February 21, 1964 (Friday)
We got up about 12:00 noon. I fixed breakfast, and we all went to the beach, except Phil. He wanted to stay and work on his car. It was a beautiful day and the sun was shining.
We walked the beach for a little while, but since it was basically void of people, we soon left and went to a pawn shop. I bought a $1.00 ring, Major bought a gun that shot blanks, and Pete purchased a harmonica. We returned to the apartment, ate supper and went to a movie.
After the movie, we stopped back at Porky’s. When we got there, Porky gave us some disturbing news. The musicians’ union was not allowing The Kingtones to work at Porky’s without using a booking agent and without having a contract. They were threatening Porky, telling him if he let us come in that they would not allow any other union bands to play at his club. Since almost all bands at that time belonged to the union meant that Porky would not be able to have music at his club. Although The Kingtones did belong to the union, we didn’t have a booking agent or a contract to play at Porky’s. We were just sick about this news. It seemed like nothing was going our way.
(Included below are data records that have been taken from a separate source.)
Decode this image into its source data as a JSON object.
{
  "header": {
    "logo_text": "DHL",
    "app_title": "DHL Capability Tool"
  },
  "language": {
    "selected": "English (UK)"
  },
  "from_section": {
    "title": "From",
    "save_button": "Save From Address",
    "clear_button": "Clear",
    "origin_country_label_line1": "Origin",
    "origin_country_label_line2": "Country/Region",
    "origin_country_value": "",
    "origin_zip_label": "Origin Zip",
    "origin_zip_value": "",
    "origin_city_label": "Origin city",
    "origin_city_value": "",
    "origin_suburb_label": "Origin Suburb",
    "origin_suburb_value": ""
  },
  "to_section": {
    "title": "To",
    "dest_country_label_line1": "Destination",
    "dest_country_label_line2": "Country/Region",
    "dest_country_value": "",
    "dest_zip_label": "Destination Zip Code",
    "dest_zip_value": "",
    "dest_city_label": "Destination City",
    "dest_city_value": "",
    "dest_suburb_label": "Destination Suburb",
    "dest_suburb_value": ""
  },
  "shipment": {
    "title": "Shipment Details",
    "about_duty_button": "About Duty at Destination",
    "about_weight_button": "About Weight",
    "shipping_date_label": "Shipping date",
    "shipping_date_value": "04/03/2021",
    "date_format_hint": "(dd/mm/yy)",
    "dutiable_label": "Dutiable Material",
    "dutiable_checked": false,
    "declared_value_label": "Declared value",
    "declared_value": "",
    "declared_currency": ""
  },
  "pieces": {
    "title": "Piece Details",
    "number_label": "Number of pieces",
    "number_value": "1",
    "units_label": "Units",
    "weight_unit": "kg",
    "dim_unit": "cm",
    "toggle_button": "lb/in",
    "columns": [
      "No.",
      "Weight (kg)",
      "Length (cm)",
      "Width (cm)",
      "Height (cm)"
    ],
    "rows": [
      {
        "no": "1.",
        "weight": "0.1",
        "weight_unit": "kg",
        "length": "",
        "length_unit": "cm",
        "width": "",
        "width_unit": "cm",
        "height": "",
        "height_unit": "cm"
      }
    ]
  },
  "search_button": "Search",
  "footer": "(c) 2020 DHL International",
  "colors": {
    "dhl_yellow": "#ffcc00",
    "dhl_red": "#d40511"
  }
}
Pete and I had a few words that day. I asked him why it was that whenever he was gone we got along just fine; but when he was present, we seemed to have “dissention amongst the ranks.” He said it was because he was cool and sophisticated and that I was uncool and dull. I was not sure that he had answered my question, but I left it at that.
I missed Chick very much, and hoped that I could see her soon. Mike appeared to be better. We were all healthy.